from French puissant, earlier poissant, also possant, pussant, poussant (Godef. Compl.):—Romanic type *possentem, pr. pple. of Latin posse to be able, substituted for Latin potentem.
Some scholars explain the French form in puiss- as influenced by the verbal forms puis, puisse: others suppose a Romanic *possient-em for possent-em. The French puissant is a disyllable (pwisɑ̃), as is also historically the Eng. (pwɪˈsɑːnt, ˈpwɪsənt), from 15th c. to Matthew Arnold; so always in Sidney, Shakes., Drayton, and Milton, while Henry More, Shenstone, and others have (pjuːˈɪsənt), in 3 syllables; one or other of these was approved by all 18th c. orthoepists except Sheridan and Walker; these, following Spenser, give (ˈpjuːɪsənt), which is generally preferred by later dictionaries.

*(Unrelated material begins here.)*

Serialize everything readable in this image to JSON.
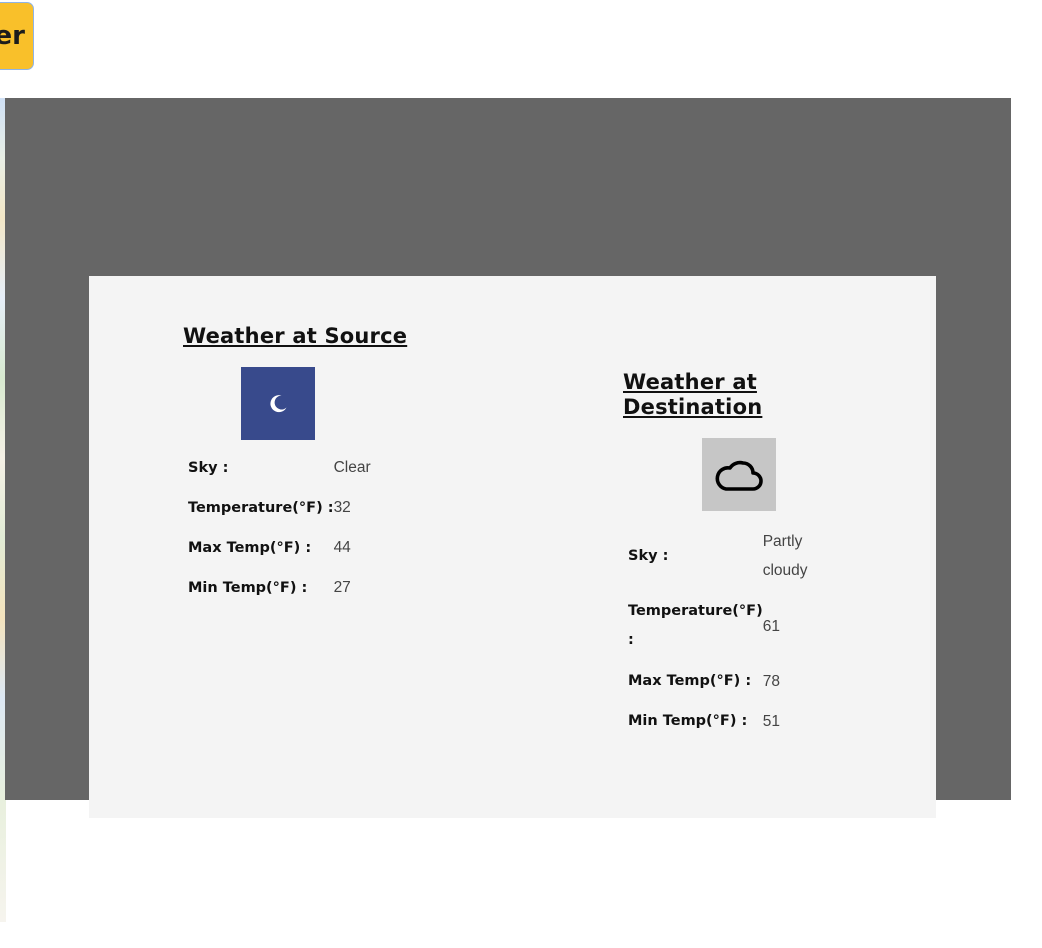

a 1450 - The Book of the Knight of La Tour-Landry;
see Example below
From: The Book of the Knight of La Tour-Landry
Translated from the Original French into English in the Reign of Henry VI,
Edited by Thomas Wright,
Published for the Early English Text Society, 1868